**** RECORDS SHOWN ****

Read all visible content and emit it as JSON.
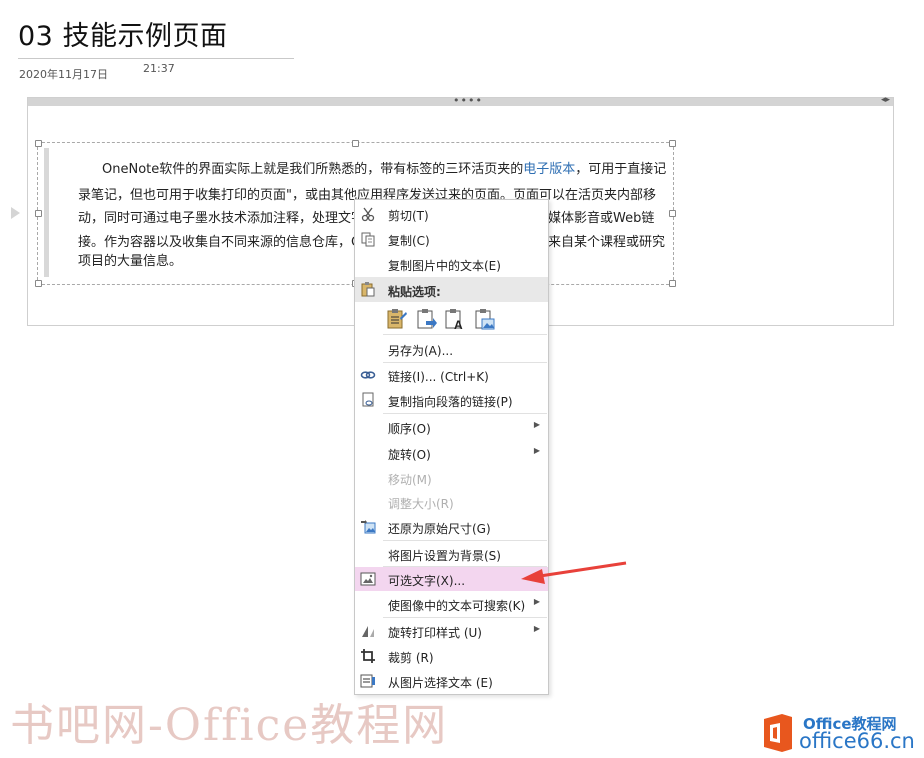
{
  "page": {
    "title": "03 技能示例页面",
    "date": "2020年11月17日",
    "time": "21:37"
  },
  "container": {
    "drag_handle": "••••",
    "resize": "◂▸"
  },
  "paragraph": {
    "before_link": "OneNote软件的界面实际上就是我们所熟悉的，带有标签的三环活页夹的",
    "link": "电子版本",
    "after_link": "，可用于直接记录笔记，但也可用于收集打印的页面\"，或由其他应用程序发送过来的页面。页面可以在活页夹内部移动，同时可通过电子墨水技术添加注释，处理文字",
    "hidden_tail": "媒体影音或Web链接。作为容器以及收集自不同来源的信息仓库，",
    "visible_tail": "来自某个课程或研究项目的大量信息。",
    "line3_right": "媒体影音或Web链",
    "line4_left": "接。作为容器以及收集自不同来源的信息仓库，C",
    "line4_right": "来自某个课程或研究",
    "line5": "项目的大量信息。"
  },
  "context_menu": {
    "items": [
      {
        "label": "剪切(T)",
        "icon": "scissors-icon"
      },
      {
        "label": "复制(C)",
        "icon": "copy-icon"
      },
      {
        "label": "复制图片中的文本(E)",
        "icon": ""
      },
      {
        "label": "粘贴选项:",
        "icon": "paste-icon"
      },
      {
        "label": "另存为(A)...",
        "icon": ""
      },
      {
        "label": "链接(I)...  (Ctrl+K)",
        "icon": "link-icon"
      },
      {
        "label": "复制指向段落的链接(P)",
        "icon": "paragraph-link-icon"
      },
      {
        "label": "顺序(O)",
        "icon": "",
        "submenu": true
      },
      {
        "label": "旋转(O)",
        "icon": "",
        "submenu": true
      },
      {
        "label": "移动(M)",
        "icon": "",
        "disabled": true
      },
      {
        "label": "调整大小(R)",
        "icon": "",
        "disabled": true
      },
      {
        "label": "还原为原始尺寸(G)",
        "icon": "restore-size-icon"
      },
      {
        "label": "将图片设置为背景(S)",
        "icon": ""
      },
      {
        "label": "可选文字(X)...",
        "icon": "alt-text-icon",
        "highlighted": true
      },
      {
        "label": "使图像中的文本可搜索(K)",
        "icon": "",
        "submenu": true
      },
      {
        "label": "旋转打印样式 (U)",
        "icon": "rotate-print-icon",
        "submenu": true
      },
      {
        "label": "裁剪 (R)",
        "icon": "crop-icon"
      },
      {
        "label": "从图片选择文本 (E)",
        "icon": "select-text-icon"
      }
    ],
    "submenu_glyph": "▶"
  },
  "watermark": "书吧网-Office教程网",
  "branding": {
    "name": "Office教程网",
    "url": "office66.cn"
  },
  "colors": {
    "highlight": "#f3d6ef",
    "arrow": "#e8413a",
    "link": "#2f6fb3",
    "office_orange": "#e8571e",
    "office_blue": "#2a76c6"
  }
}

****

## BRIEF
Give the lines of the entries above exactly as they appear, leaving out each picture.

## SOLUTION TO THE EXERCISE
Read all visible content and emit it as JSON.
{
  "page": {
    "title": "03 技能示例页面",
    "date": "2020年11月17日",
    "time": "21:37"
  },
  "container": {
    "drag_handle": "••••",
    "resize": "◂▸"
  },
  "paragraph": {
    "before_link": "OneNote软件的界面实际上就是我们所熟悉的，带有标签的三环活页夹的",
    "link": "电子版本",
    "after_link": "，可用于直接记录笔记，但也可用于收集打印的页面\"，或由其他应用程序发送过来的页面。页面可以在活页夹内部移动，同时可通过电子墨水技术添加注释，处理文字",
    "hidden_tail": "媒体影音或Web链接。作为容器以及收集自不同来源的信息仓库，",
    "visible_tail": "来自某个课程或研究项目的大量信息。",
    "line3_right": "媒体影音或Web链",
    "line4_left": "接。作为容器以及收集自不同来源的信息仓库，C",
    "line4_right": "来自某个课程或研究",
    "line5": "项目的大量信息。"
  },
  "context_menu": {
    "items": [
      {
        "label": "剪切(T)",
        "icon": "scissors-icon"
      },
      {
        "label": "复制(C)",
        "icon": "copy-icon"
      },
      {
        "label": "复制图片中的文本(E)",
        "icon": ""
      },
      {
        "label": "粘贴选项:",
        "icon": "paste-icon"
      },
      {
        "label": "另存为(A)...",
        "icon": ""
      },
      {
        "label": "链接(I)...  (Ctrl+K)",
        "icon": "link-icon"
      },
      {
        "label": "复制指向段落的链接(P)",
        "icon": "paragraph-link-icon"
      },
      {
        "label": "顺序(O)",
        "icon": "",
        "submenu": true
      },
      {
        "label": "旋转(O)",
        "icon": "",
        "submenu": true
      },
      {
        "label": "移动(M)",
        "icon": "",
        "disabled": true
      },
      {
        "label": "调整大小(R)",
        "icon": "",
        "disabled": true
      },
      {
        "label": "还原为原始尺寸(G)",
        "icon": "restore-size-icon"
      },
      {
        "label": "将图片设置为背景(S)",
        "icon": ""
      },
      {
        "label": "可选文字(X)...",
        "icon": "alt-text-icon",
        "highlighted": true
      },
      {
        "label": "使图像中的文本可搜索(K)",
        "icon": "",
        "submenu": true
      },
      {
        "label": "旋转打印样式 (U)",
        "icon": "rotate-print-icon",
        "submenu": true
      },
      {
        "label": "裁剪 (R)",
        "icon": "crop-icon"
      },
      {
        "label": "从图片选择文本 (E)",
        "icon": "select-text-icon"
      }
    ],
    "submenu_glyph": "▶"
  },
  "watermark": "书吧网-Office教程网",
  "branding": {
    "name": "Office教程网",
    "url": "office66.cn"
  },
  "colors": {
    "highlight": "#f3d6ef",
    "arrow": "#e8413a",
    "link": "#2f6fb3",
    "office_orange": "#e8571e",
    "office_blue": "#2a76c6"
  }
}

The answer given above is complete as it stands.